Sophomore discusses experience working at JCC after April 2014 shooting


Cotter-Brown sits by the Reat Underwood Memorial bench in front of the school. “Everything that has happened has created community — in this school and in this area,” Cotter-Brown said.

Courtney Carpenter, Co-Editor

A close friend to late Reat Underwood, sophomore Maili Cotter-Brown works at the Jewish Community Center (JCC) — the setting of the shooting which took place more than a year ago. Cotter-Brown is currently a lifeguard at the JCC and said she has had connections there since she was young.

“I went to preschool there,” Cotter-Brown said. “I went to after-school care there, and I took swim lessons and was on a swim team. Working there just kind of seemed to fit. It didn’t really originally connect with what had happened.”

Cotter-Brown said the JCC has changed since Underwood’s passing, and the overall security has been significantly increased.

“They never used to have policemen working around the campus,” she said. “Now they always walk around, and they’re at all of the entrances and exits.
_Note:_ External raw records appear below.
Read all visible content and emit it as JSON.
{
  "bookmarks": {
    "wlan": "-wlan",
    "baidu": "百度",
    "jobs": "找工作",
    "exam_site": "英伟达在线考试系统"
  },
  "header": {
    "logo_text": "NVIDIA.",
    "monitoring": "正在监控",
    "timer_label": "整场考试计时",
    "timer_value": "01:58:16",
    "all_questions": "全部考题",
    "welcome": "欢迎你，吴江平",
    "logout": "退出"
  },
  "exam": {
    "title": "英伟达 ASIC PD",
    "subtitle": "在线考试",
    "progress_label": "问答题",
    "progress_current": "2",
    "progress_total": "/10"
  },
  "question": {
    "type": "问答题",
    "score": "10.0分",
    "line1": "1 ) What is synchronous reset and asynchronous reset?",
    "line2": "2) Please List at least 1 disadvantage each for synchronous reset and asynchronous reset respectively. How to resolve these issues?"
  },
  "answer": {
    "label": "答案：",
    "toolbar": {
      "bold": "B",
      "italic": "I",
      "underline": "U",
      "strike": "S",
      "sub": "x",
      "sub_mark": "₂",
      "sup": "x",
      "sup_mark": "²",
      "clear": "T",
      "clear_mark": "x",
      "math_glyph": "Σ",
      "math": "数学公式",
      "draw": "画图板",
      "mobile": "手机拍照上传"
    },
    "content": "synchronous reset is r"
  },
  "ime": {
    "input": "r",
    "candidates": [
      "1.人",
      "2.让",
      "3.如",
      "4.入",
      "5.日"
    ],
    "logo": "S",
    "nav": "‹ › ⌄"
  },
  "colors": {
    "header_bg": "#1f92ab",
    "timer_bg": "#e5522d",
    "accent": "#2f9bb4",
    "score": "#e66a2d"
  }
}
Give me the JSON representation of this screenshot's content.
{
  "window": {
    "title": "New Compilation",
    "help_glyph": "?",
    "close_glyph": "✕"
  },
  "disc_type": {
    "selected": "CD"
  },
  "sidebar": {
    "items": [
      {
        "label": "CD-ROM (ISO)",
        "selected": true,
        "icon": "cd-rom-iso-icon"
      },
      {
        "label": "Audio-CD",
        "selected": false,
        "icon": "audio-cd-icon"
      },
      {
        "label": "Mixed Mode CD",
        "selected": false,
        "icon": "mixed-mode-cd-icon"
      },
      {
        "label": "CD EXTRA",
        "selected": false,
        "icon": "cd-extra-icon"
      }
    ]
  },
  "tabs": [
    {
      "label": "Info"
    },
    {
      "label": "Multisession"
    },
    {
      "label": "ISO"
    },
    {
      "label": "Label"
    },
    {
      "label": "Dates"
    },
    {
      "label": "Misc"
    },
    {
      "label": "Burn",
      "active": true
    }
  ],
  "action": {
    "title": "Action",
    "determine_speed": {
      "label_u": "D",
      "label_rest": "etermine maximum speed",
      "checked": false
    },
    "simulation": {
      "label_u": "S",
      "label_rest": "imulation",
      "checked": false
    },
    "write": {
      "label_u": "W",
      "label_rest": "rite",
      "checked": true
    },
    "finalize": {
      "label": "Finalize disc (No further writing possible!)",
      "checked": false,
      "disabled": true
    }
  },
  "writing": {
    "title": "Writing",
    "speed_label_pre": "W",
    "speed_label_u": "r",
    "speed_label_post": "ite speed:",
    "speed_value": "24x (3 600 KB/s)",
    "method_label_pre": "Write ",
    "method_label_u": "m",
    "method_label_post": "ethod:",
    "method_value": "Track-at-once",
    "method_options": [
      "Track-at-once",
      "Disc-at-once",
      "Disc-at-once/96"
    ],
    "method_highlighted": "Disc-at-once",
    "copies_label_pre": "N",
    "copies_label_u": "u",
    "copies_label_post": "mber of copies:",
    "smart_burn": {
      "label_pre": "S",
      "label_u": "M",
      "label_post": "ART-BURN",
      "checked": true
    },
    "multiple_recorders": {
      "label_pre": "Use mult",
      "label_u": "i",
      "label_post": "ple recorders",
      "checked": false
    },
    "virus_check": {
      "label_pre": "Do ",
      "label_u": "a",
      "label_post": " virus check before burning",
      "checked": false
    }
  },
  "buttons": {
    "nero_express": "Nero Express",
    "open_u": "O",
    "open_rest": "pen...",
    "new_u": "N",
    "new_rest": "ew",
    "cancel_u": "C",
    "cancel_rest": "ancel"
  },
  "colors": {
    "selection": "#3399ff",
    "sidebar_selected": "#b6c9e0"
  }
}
That’s a shocking experience for me.”

Also for security purposes,
Cotter-Brown said employees at the JCC have to partake in much more safety instruction than before.

“Every person that works at the Jewish Community Center has gone through training to know what to do if someone were to come in with a gun,” Cotter-Brown said. “That didn’t happen before Reat was there.”

Cotter-Brown said working where her friend was killed is a constant reminder of what took place.

“I haven’t spent a lot of time in that area of the building,” Cotter-Brown said. “When I do go through there, it’s a weird experience because I know that’s where it happened. It doesn’t seem real.”

Cotter-Brown said there has been support from all across the world for Underwood and the JCC, and that has only made the community stronger.

“The Jewish community was obviously affected, even though no one who was shot was actually Jewish,” Cotter-Brown said. “It was a direct attack on them, so the Jewish community itself has had to come together. People in Israel knew about what happened to Reat, and they support the JCC and Reat’s family.”

Cotter-Brown said the organization and phrase, “Faith Wins,” which was started by Underwood’s mother Mindy Corporon, has influenced how she faces tragedy every time she goes to work.

“When I think about ‘Faith Wins,’ I know they don’t want me to be sad about Reat,” she said. “I try not to do that. I try to let happiness and love pour out of me instead of hateful things like the hate that caused this to happen to Reat.”